# Exercise materials:
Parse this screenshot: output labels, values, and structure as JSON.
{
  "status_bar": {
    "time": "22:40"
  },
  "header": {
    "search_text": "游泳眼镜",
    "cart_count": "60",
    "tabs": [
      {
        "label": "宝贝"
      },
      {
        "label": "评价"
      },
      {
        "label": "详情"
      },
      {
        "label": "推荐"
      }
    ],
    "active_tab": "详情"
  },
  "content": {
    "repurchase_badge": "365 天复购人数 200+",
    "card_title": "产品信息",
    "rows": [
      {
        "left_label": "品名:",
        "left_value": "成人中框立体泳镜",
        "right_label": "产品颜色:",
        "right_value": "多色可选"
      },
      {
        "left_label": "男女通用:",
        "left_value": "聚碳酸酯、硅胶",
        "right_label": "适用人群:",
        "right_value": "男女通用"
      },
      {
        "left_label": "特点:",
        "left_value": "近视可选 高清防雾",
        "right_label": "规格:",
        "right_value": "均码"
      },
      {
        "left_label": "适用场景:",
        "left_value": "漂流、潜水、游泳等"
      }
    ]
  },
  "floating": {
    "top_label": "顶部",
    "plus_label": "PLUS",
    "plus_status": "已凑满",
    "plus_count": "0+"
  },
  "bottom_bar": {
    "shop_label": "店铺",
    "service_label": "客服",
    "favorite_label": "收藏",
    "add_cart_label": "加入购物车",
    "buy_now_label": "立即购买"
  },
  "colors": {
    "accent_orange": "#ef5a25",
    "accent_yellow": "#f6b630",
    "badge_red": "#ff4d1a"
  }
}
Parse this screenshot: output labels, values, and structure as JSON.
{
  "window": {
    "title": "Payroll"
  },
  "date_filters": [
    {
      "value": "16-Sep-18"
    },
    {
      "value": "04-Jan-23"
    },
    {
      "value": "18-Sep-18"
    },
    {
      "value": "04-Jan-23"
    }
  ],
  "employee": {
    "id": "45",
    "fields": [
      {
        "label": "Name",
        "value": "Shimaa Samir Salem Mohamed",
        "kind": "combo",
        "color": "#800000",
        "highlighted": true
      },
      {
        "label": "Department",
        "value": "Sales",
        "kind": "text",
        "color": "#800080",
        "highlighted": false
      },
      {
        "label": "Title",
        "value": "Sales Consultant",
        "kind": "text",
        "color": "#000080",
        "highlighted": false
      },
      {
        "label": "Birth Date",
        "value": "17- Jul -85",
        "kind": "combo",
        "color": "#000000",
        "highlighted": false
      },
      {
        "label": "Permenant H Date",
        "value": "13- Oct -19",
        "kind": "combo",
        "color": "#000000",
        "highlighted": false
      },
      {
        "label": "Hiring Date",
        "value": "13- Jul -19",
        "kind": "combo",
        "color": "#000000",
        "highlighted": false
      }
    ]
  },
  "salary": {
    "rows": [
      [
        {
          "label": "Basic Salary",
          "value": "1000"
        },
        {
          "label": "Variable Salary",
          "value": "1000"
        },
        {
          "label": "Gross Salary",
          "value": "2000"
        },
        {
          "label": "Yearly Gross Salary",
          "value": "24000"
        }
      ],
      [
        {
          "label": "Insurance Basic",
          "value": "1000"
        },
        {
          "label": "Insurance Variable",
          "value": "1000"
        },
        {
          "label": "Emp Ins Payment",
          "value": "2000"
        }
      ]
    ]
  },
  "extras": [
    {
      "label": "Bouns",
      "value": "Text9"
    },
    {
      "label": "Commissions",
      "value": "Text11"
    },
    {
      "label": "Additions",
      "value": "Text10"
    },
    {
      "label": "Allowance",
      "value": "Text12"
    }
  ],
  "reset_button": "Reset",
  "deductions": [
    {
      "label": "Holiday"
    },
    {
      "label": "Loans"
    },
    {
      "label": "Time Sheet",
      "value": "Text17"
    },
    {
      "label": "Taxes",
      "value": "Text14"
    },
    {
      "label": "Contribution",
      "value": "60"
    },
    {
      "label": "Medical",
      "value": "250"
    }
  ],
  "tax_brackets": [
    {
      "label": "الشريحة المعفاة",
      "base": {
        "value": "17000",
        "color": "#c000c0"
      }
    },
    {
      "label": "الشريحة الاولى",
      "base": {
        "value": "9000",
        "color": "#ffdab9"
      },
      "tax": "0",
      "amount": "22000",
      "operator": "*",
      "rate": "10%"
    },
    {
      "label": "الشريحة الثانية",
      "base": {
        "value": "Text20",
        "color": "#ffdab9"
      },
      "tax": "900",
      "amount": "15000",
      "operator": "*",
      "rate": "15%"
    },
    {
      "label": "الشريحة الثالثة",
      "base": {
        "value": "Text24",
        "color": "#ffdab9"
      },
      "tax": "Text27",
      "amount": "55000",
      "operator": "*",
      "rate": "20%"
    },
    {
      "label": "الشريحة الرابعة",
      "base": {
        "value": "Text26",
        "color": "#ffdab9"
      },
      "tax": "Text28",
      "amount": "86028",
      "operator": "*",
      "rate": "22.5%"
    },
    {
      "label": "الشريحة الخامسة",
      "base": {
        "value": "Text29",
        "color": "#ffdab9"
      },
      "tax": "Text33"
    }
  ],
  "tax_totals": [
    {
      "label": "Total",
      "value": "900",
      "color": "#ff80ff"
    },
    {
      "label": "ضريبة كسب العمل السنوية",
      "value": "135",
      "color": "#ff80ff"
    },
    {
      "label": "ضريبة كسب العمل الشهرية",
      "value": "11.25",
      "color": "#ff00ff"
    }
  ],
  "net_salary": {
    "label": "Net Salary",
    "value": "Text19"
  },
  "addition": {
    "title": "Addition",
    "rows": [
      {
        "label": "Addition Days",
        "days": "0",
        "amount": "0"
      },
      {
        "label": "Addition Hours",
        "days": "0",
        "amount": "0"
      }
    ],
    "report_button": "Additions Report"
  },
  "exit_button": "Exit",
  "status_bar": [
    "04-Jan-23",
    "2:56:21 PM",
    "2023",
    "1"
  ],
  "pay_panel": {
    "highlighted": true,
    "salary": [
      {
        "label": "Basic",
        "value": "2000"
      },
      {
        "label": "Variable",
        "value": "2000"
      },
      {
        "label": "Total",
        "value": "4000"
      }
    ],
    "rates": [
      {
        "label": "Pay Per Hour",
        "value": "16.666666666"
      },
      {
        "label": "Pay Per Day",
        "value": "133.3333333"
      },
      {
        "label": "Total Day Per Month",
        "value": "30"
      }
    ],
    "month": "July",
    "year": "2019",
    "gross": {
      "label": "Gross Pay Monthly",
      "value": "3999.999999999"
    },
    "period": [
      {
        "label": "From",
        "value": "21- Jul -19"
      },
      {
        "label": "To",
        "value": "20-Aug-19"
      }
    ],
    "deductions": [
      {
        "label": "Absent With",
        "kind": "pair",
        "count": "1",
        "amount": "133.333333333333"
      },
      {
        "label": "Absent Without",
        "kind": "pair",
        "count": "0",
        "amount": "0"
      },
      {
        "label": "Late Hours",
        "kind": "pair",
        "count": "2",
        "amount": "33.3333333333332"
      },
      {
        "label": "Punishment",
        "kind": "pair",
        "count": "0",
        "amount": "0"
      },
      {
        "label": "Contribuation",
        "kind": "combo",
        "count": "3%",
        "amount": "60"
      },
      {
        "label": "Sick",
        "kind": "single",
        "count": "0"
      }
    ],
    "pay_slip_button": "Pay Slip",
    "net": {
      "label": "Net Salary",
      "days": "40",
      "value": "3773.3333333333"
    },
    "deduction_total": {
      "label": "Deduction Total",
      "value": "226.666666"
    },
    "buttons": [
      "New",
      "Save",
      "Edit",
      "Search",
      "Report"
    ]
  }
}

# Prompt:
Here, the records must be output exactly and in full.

# Exercise solution:
Parse this screenshot: output labels, values, and structure as JSON.
{
  "status_bar": {
    "time": "22:40"
  },
  "header": {
    "search_text": "游泳眼镜",
    "cart_count": "60",
    "tabs": [
      {
        "label": "宝贝"
      },
      {
        "label": "评价"
      },
      {
        "label": "详情"
      },
      {
        "label": "推荐"
      }
    ],
    "active_tab": "详情"
  },
  "content": {
    "repurchase_badge": "365 天复购人数 200+",
    "card_title": "产品信息",
    "rows": [
      {
        "left_label": "品名:",
        "left_value": "成人中框立体泳镜",
        "right_label": "产品颜色:",
        "right_value": "多色可选"
      },
      {
        "left_label": "男女通用:",
        "left_value": "聚碳酸酯、硅胶",
        "right_label": "适用人群:",
        "right_value": "男女通用"
      },
      {
        "left_label": "特点:",
        "left_value": "近视可选 高清防雾",
        "right_label": "规格:",
        "right_value": "均码"
      },
      {
        "left_label": "适用场景:",
        "left_value": "漂流、潜水、游泳等"
      }
    ]
  },
  "floating": {
    "top_label": "顶部",
    "plus_label": "PLUS",
    "plus_status": "已凑满",
    "plus_count": "0+"
  },
  "bottom_bar": {
    "shop_label": "店铺",
    "service_label": "客服",
    "favorite_label": "收藏",
    "add_cart_label": "加入购物车",
    "buy_now_label": "立即购买"
  },
  "colors": {
    "accent_orange": "#ef5a25",
    "accent_yellow": "#f6b630",
    "badge_red": "#ff4d1a"
  }
}
Parse this screenshot: output labels, values, and structure as JSON.
{
  "window": {
    "title": "Payroll"
  },
  "date_filters": [
    {
      "value": "16-Sep-18"
    },
    {
      "value": "04-Jan-23"
    },
    {
      "value": "18-Sep-18"
    },
    {
      "value": "04-Jan-23"
    }
  ],
  "employee": {
    "id": "45",
    "fields": [
      {
        "label": "Name",
        "value": "Shimaa Samir Salem Mohamed",
        "kind": "combo",
        "color": "#800000",
        "highlighted": true
      },
      {
        "label": "Department",
        "value": "Sales",
        "kind": "text",
        "color": "#800080",
        "highlighted": false
      },
      {
        "label": "Title",
        "value": "Sales Consultant",
        "kind": "text",
        "color": "#000080",
        "highlighted": false
      },
      {
        "label": "Birth Date",
        "value": "17- Jul -85",
        "kind": "combo",
        "color": "#000000",
        "highlighted": false
      },
      {
        "label": "Permenant H Date",
        "value": "13- Oct -19",
        "kind": "combo",
        "color": "#000000",
        "highlighted": false
      },
      {
        "label": "Hiring Date",
        "value": "13- Jul -19",
        "kind": "combo",
        "color": "#000000",
        "highlighted": false
      }
    ]
  },
  "salary": {
    "rows": [
      [
        {
          "label": "Basic Salary",
          "value": "1000"
        },
        {
          "label": "Variable Salary",
          "value": "1000"
        },
        {
          "label": "Gross Salary",
          "value": "2000"
        },
        {
          "label": "Yearly Gross Salary",
          "value": "24000"
        }
      ],
      [
        {
          "label": "Insurance Basic",
          "value": "1000"
        },
        {
          "label": "Insurance Variable",
          "value": "1000"
        },
        {
          "label": "Emp Ins Payment",
          "value": "2000"
        }
      ]
    ]
  },
  "extras": [
    {
      "label": "Bouns",
      "value": "Text9"
    },
    {
      "label": "Commissions",
      "value": "Text11"
    },
    {
      "label": "Additions",
      "value": "Text10"
    },
    {
      "label": "Allowance",
      "value": "Text12"
    }
  ],
  "reset_button": "Reset",
  "deductions": [
    {
      "label": "Holiday"
    },
    {
      "label": "Loans"
    },
    {
      "label": "Time Sheet",
      "value": "Text17"
    },
    {
      "label": "Taxes",
      "value": "Text14"
    },
    {
      "label": "Contribution",
      "value": "60"
    },
    {
      "label": "Medical",
      "value": "250"
    }
  ],
  "tax_brackets": [
    {
      "label": "الشريحة المعفاة",
      "base": {
        "value": "17000",
        "color": "#c000c0"
      }
    },
    {
      "label": "الشريحة الاولى",
      "base": {
        "value": "9000",
        "color": "#ffdab9"
      },
      "tax": "0",
      "amount": "22000",
      "operator": "*",
      "rate": "10%"
    },
    {
      "label": "الشريحة الثانية",
      "base": {
        "value": "Text20",
        "color": "#ffdab9"
      },
      "tax": "900",
      "amount": "15000",
      "operator": "*",
      "rate": "15%"
    },
    {
      "label": "الشريحة الثالثة",
      "base": {
        "value": "Text24",
        "color": "#ffdab9"
      },
      "tax": "Text27",
      "amount": "55000",
      "operator": "*",
      "rate": "20%"
    },
    {
      "label": "الشريحة الرابعة",
      "base": {
        "value": "Text26",
        "color": "#ffdab9"
      },
      "tax": "Text28",
      "amount": "86028",
      "operator": "*",
      "rate": "22.5%"
    },
    {
      "label": "الشريحة الخامسة",
      "base": {
        "value": "Text29",
        "color": "#ffdab9"
      },
      "tax": "Text33"
    }
  ],
  "tax_totals": [
    {
      "label": "Total",
      "value": "900",
      "color": "#ff80ff"
    },
    {
      "label": "ضريبة كسب العمل السنوية",
      "value": "135",
      "color": "#ff80ff"
    },
    {
      "label": "ضريبة كسب العمل الشهرية",
      "value": "11.25",
      "color": "#ff00ff"
    }
  ],
  "net_salary": {
    "label": "Net Salary",
    "value": "Text19"
  },
  "addition": {
    "title": "Addition",
    "rows": [
      {
        "label": "Addition Days",
        "days": "0",
        "amount": "0"
      },
      {
        "label": "Addition Hours",
        "days": "0",
        "amount": "0"
      }
    ],
    "report_button": "Additions Report"
  },
  "exit_button": "Exit",
  "status_bar": [
    "04-Jan-23",
    "2:56:21 PM",
    "2023",
    "1"
  ],
  "pay_panel": {
    "highlighted": true,
    "salary": [
      {
        "label": "Basic",
        "value": "2000"
      },
      {
        "label": "Variable",
        "value": "2000"
      },
      {
        "label": "Total",
        "value": "4000"
      }
    ],
    "rates": [
      {
        "label": "Pay Per Hour",
        "value": "16.666666666"
      },
      {
        "label": "Pay Per Day",
        "value": "133.3333333"
      },
      {
        "label": "Total Day Per Month",
        "value": "30"
      }
    ],
    "month": "July",
    "year": "2019",
    "gross": {
      "label": "Gross Pay Monthly",
      "value": "3999.999999999"
    },
    "period": [
      {
        "label": "From",
        "value": "21- Jul -19"
      },
      {
        "label": "To",
        "value": "20-Aug-19"
      }
    ],
    "deductions": [
      {
        "label": "Absent With",
        "kind": "pair",
        "count": "1",
        "amount": "133.333333333333"
      },
      {
        "label": "Absent Without",
        "kind": "pair",
        "count": "0",
        "amount": "0"
      },
      {
        "label": "Late Hours",
        "kind": "pair",
        "count": "2",
        "amount": "33.3333333333332"
      },
      {
        "label": "Punishment",
        "kind": "pair",
        "count": "0",
        "amount": "0"
      },
      {
        "label": "Contribuation",
        "kind": "combo",
        "count": "3%",
        "amount": "60"
      },
      {
        "label": "Sick",
        "kind": "single",
        "count": "0"
      }
    ],
    "pay_slip_button": "Pay Slip",
    "net": {
      "label": "Net Salary",
      "days": "40",
      "value": "3773.3333333333"
    },
    "deduction_total": {
      "label": "Deduction Total",
      "value": "226.666666"
    },
    "buttons": [
      "New",
      "Save",
      "Edit",
      "Search",
      "Report"
    ]
  }
}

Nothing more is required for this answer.